| WHAT THE EXERCISE ASKS |
In the entries that follow, find the word "JSON" and report each line it is on.

Extracted data entries
- Opening Delimiter -

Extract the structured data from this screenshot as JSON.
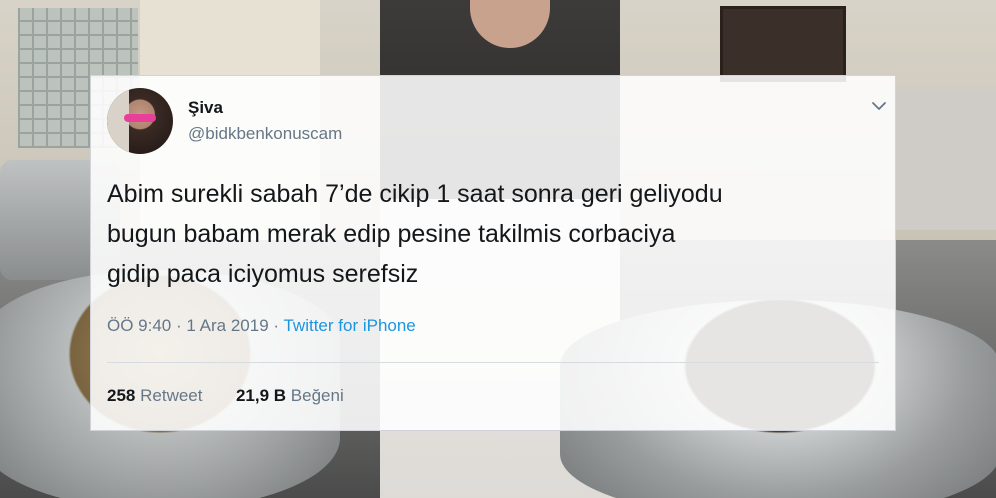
{
  "tweet": {
    "display_name": "Şiva",
    "handle": "@bidkbenkonuscam",
    "text": "Abim surekli sabah 7’de cikip 1 saat sonra geri geliyodu\nbugun babam merak edip pesine takilmis corbaciya\ngidip paca iciyomus serefsiz",
    "time": "ÖÖ 9:40",
    "separator": "·",
    "date": "1 Ara 2019",
    "source": "Twitter for iPhone",
    "retweet_count": "258",
    "retweet_label": "Retweet",
    "like_count": "21,9 B",
    "like_label": "Beğeni"
  },
  "icons": {
    "menu": "chevron-down-icon",
    "avatar": "avatar"
  },
  "colors": {
    "text": "#14171a",
    "muted": "#657786",
    "link": "#1b95e0"
  }
}
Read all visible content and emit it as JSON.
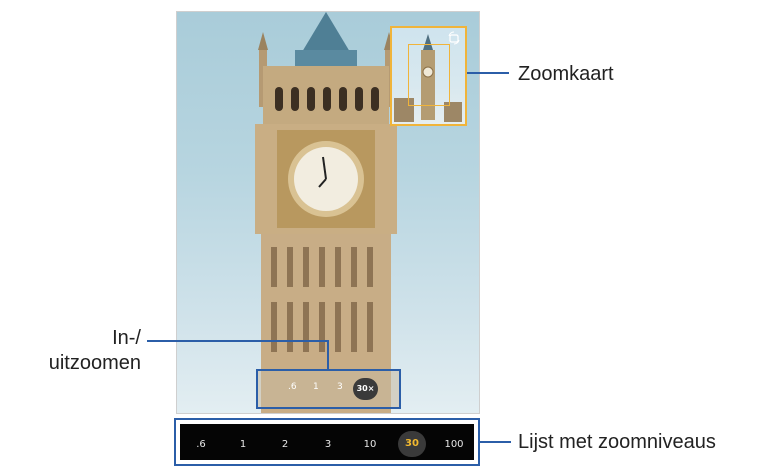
{
  "callouts": {
    "map_label": "Zoomkaart",
    "zoom_label_line1": "In-/",
    "zoom_label_line2": "uitzoomen",
    "list_label": "Lijst met zoomniveaus"
  },
  "zoom_bar": {
    "items": [
      ".6",
      "1",
      "3"
    ],
    "active": "30×"
  },
  "zoom_list": {
    "items": [
      ".6",
      "1",
      "2",
      "3",
      "10"
    ],
    "active": "30",
    "after_active": "100",
    "active_color": "#f2b92f"
  },
  "icons": [
    "rotate-camera-icon"
  ]
}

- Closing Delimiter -

| TASK RESULT |
Extract the structured data from this screenshot as JSON.
Read all visible content and emit it as JSON.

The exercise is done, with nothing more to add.